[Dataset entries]

+++

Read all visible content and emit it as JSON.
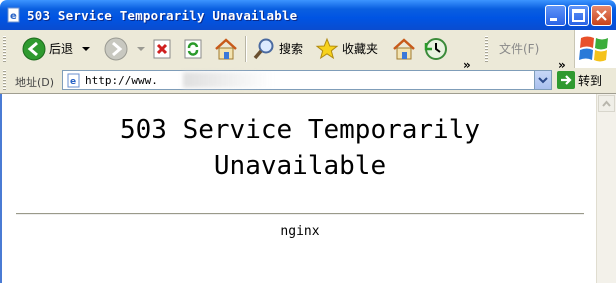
{
  "window": {
    "title": "503 Service Temporarily Unavailable"
  },
  "toolbar": {
    "back_label": "后退",
    "search_label": "搜索",
    "favorites_label": "收藏夹",
    "file_label": "文件(F)",
    "more": "»"
  },
  "address": {
    "label": "地址(D)",
    "url": "http://www.",
    "go_label": "转到"
  },
  "page": {
    "heading_line1": "503 Service Temporarily",
    "heading_line2": "Unavailable",
    "server": "nginx"
  }
}
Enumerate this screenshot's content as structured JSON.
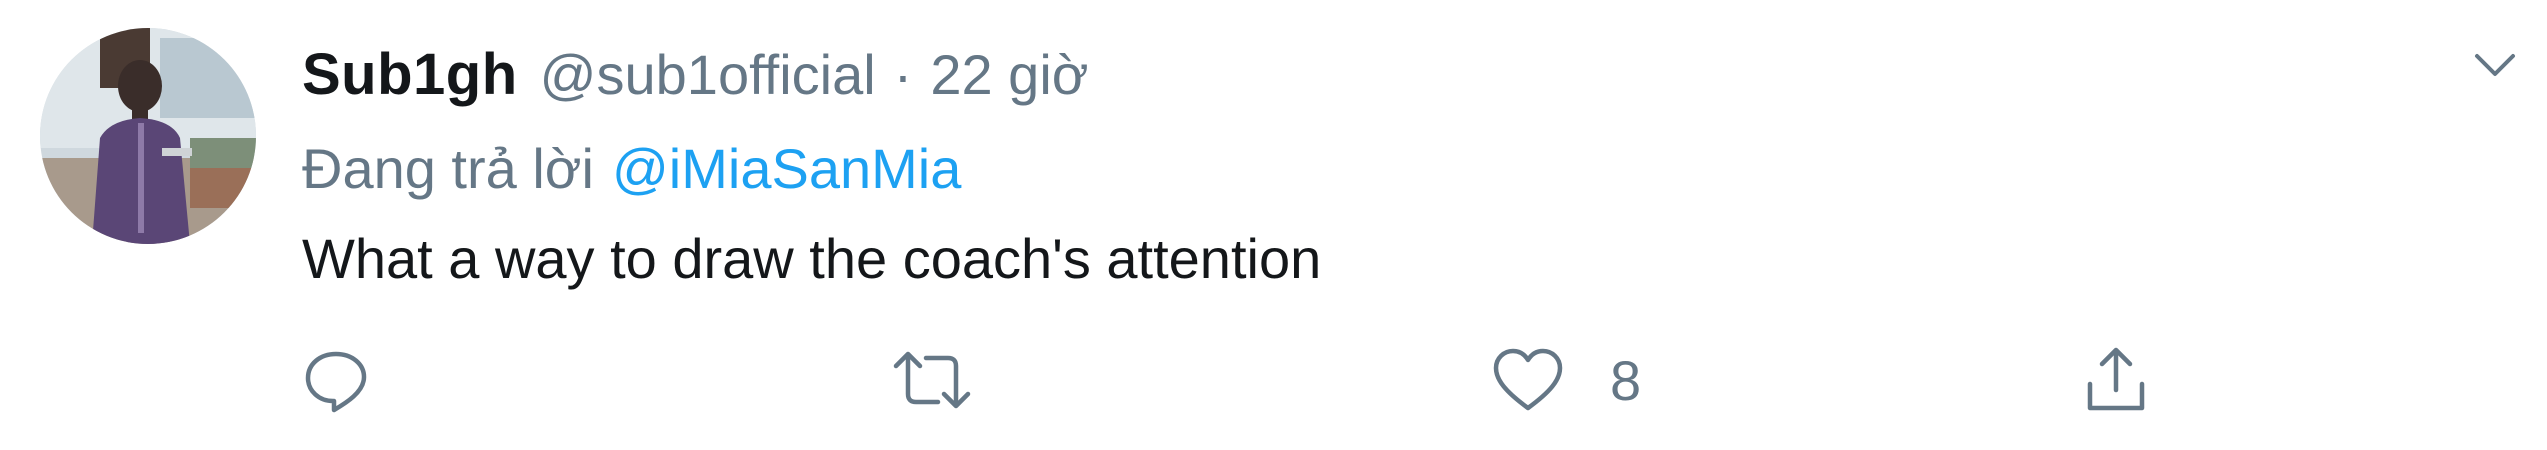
{
  "tweet": {
    "display_name": "Sub1gh",
    "handle": "@sub1official",
    "separator": "·",
    "time": "22 giờ",
    "reply_prefix": "Đang trả lời",
    "reply_mention": "@iMiaSanMia",
    "text": "What a way to draw the coach's attention"
  },
  "actions": {
    "reply_icon": "reply-icon",
    "retweet_icon": "retweet-icon",
    "like_icon": "heart-icon",
    "like_count": "8",
    "share_icon": "share-icon"
  },
  "colors": {
    "text_primary": "#14171a",
    "text_secondary": "#657786",
    "link": "#1da1f2"
  }
}
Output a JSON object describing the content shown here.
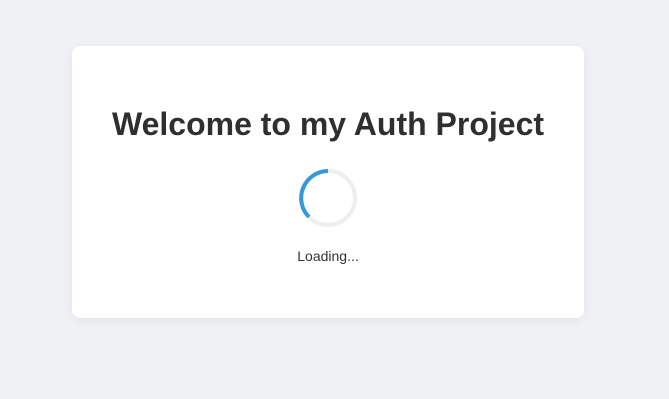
{
  "page": {
    "title": "Welcome to my Auth Project",
    "loading_text": "Loading...",
    "spinner_icon": "loading-spinner-icon"
  },
  "colors": {
    "background": "#f0f1f4",
    "card": "#ffffff",
    "title": "#2f2f2f",
    "spinner_track": "#eeeeee",
    "spinner_accent": "#3498db"
  }
}
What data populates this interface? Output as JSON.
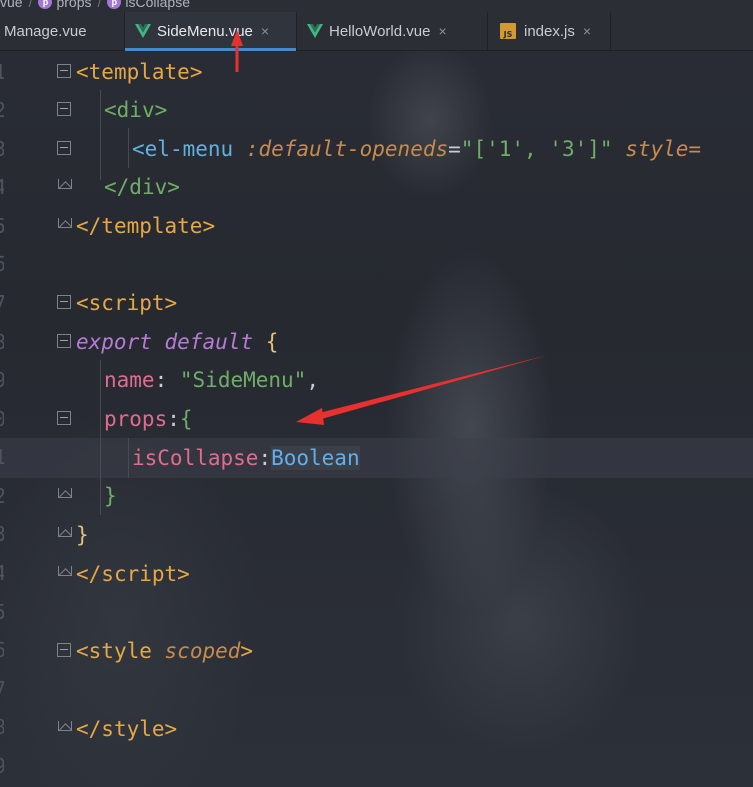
{
  "breadcrumb": {
    "segments": [
      "vue",
      "props",
      "isCollapse"
    ],
    "badge_letter": "p"
  },
  "tabs": [
    {
      "label": "Manage.vue",
      "icon": "none",
      "active": false
    },
    {
      "label": "SideMenu.vue",
      "icon": "vue-icon",
      "active": true
    },
    {
      "label": "HelloWorld.vue",
      "icon": "vue-icon",
      "active": false
    },
    {
      "label": "index.js",
      "icon": "js-icon",
      "active": false
    }
  ],
  "js_badge": "JS",
  "close_glyph": "×",
  "line_numbers": [
    "1",
    "2",
    "3",
    "4",
    "5",
    "6",
    "7",
    "8",
    "9",
    "0",
    "1",
    "2",
    "3",
    "4",
    "5",
    "6",
    "7",
    "8",
    "9",
    "0"
  ],
  "code": {
    "l1": {
      "open": "<",
      "tag": "template",
      "close": ">"
    },
    "l2": {
      "open": "<",
      "tag": "div",
      "close": ">"
    },
    "l3": {
      "open": "<",
      "tag": "el-menu",
      "attr": ":default-openeds",
      "eq": "=",
      "q1": "\"",
      "val": "['1', '3']",
      "q2": "\"",
      "attr2": "style="
    },
    "l4": {
      "open": "</",
      "tag": "div",
      "close": ">"
    },
    "l5": {
      "open": "</",
      "tag": "template",
      "close": ">"
    },
    "l7": {
      "open": "<",
      "tag": "script",
      "close": ">"
    },
    "l8": {
      "kw1": "export",
      "kw2": "default",
      "brace": "{"
    },
    "l9": {
      "key": "name",
      "colon": ":",
      "str": "\"SideMenu\"",
      "comma": ","
    },
    "l10": {
      "key": "props",
      "colon": ":",
      "brace": "{"
    },
    "l11": {
      "key": "isCollapse",
      "colon": ":",
      "type": "Boolean"
    },
    "l12": {
      "brace": "}"
    },
    "l13": {
      "brace": "}"
    },
    "l14": {
      "open": "</",
      "tag": "script",
      "close": ">"
    },
    "l16": {
      "open": "<",
      "tag": "style",
      "attr": "scoped",
      "close": ">"
    },
    "l18": {
      "open": "</",
      "tag": "style",
      "close": ">"
    }
  },
  "colors": {
    "arrow": "#e8302e",
    "accent_tab": "#4a88c7"
  }
}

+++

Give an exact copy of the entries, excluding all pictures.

The answer:
Read all visible content and emit it as JSON.
{
  "window": {
    "title": "503 Service Temporarily Unavailable"
  },
  "toolbar": {
    "back_label": "后退",
    "search_label": "搜索",
    "favorites_label": "收藏夹",
    "file_label": "文件(F)",
    "more": "»"
  },
  "address": {
    "label": "地址(D)",
    "url": "http://www.",
    "go_label": "转到"
  },
  "page": {
    "heading_line1": "503 Service Temporarily",
    "heading_line2": "Unavailable",
    "server": "nginx"
  }
}
Enumerate this screenshot's content as structured JSON.
{
  "tweet": {
    "display_name": "Sub1gh",
    "handle": "@sub1official",
    "separator": "·",
    "time": "22 giờ",
    "reply_prefix": "Đang trả lời",
    "reply_mention": "@iMiaSanMia",
    "text": "What a way to draw the coach's attention"
  },
  "actions": {
    "reply_icon": "reply-icon",
    "retweet_icon": "retweet-icon",
    "like_icon": "heart-icon",
    "like_count": "8",
    "share_icon": "share-icon"
  },
  "colors": {
    "text_primary": "#14171a",
    "text_secondary": "#657786",
    "link": "#1da1f2"
  }
}
Output a JSON object describing the content shown here.
{
  "page": {
    "title": "Welcome to my Auth Project",
    "loading_text": "Loading...",
    "spinner_icon": "loading-spinner-icon"
  },
  "colors": {
    "background": "#f0f1f4",
    "card": "#ffffff",
    "title": "#2f2f2f",
    "spinner_track": "#eeeeee",
    "spinner_accent": "#3498db"
  }
}
What data populates this interface? Output as JSON.
{
  "breadcrumb": {
    "segments": [
      "vue",
      "props",
      "isCollapse"
    ],
    "badge_letter": "p"
  },
  "tabs": [
    {
      "label": "Manage.vue",
      "icon": "none",
      "active": false
    },
    {
      "label": "SideMenu.vue",
      "icon": "vue-icon",
      "active": true
    },
    {
      "label": "HelloWorld.vue",
      "icon": "vue-icon",
      "active": false
    },
    {
      "label": "index.js",
      "icon": "js-icon",
      "active": false
    }
  ],
  "js_badge": "JS",
  "close_glyph": "×",
  "line_numbers": [
    "1",
    "2",
    "3",
    "4",
    "5",
    "6",
    "7",
    "8",
    "9",
    "0",
    "1",
    "2",
    "3",
    "4",
    "5",
    "6",
    "7",
    "8",
    "9",
    "0"
  ],
  "code": {
    "l1": {
      "open": "<",
      "tag": "template",
      "close": ">"
    },
    "l2": {
      "open": "<",
      "tag": "div",
      "close": ">"
    },
    "l3": {
      "open": "<",
      "tag": "el-menu",
      "attr": ":default-openeds",
      "eq": "=",
      "q1": "\"",
      "val": "['1', '3']",
      "q2": "\"",
      "attr2": "style="
    },
    "l4": {
      "open": "</",
      "tag": "div",
      "close": ">"
    },
    "l5": {
      "open": "</",
      "tag": "template",
      "close": ">"
    },
    "l7": {
      "open": "<",
      "tag": "script",
      "close": ">"
    },
    "l8": {
      "kw1": "export",
      "kw2": "default",
      "brace": "{"
    },
    "l9": {
      "key": "name",
      "colon": ":",
      "str": "\"SideMenu\"",
      "comma": ","
    },
    "l10": {
      "key": "props",
      "colon": ":",
      "brace": "{"
    },
    "l11": {
      "key": "isCollapse",
      "colon": ":",
      "type": "Boolean"
    },
    "l12": {
      "brace": "}"
    },
    "l13": {
      "brace": "}"
    },
    "l14": {
      "open": "</",
      "tag": "script",
      "close": ">"
    },
    "l16": {
      "open": "<",
      "tag": "style",
      "attr": "scoped",
      "close": ">"
    },
    "l18": {
      "open": "</",
      "tag": "style",
      "close": ">"
    }
  },
  "colors": {
    "arrow": "#e8302e",
    "accent_tab": "#4a88c7"
  }
}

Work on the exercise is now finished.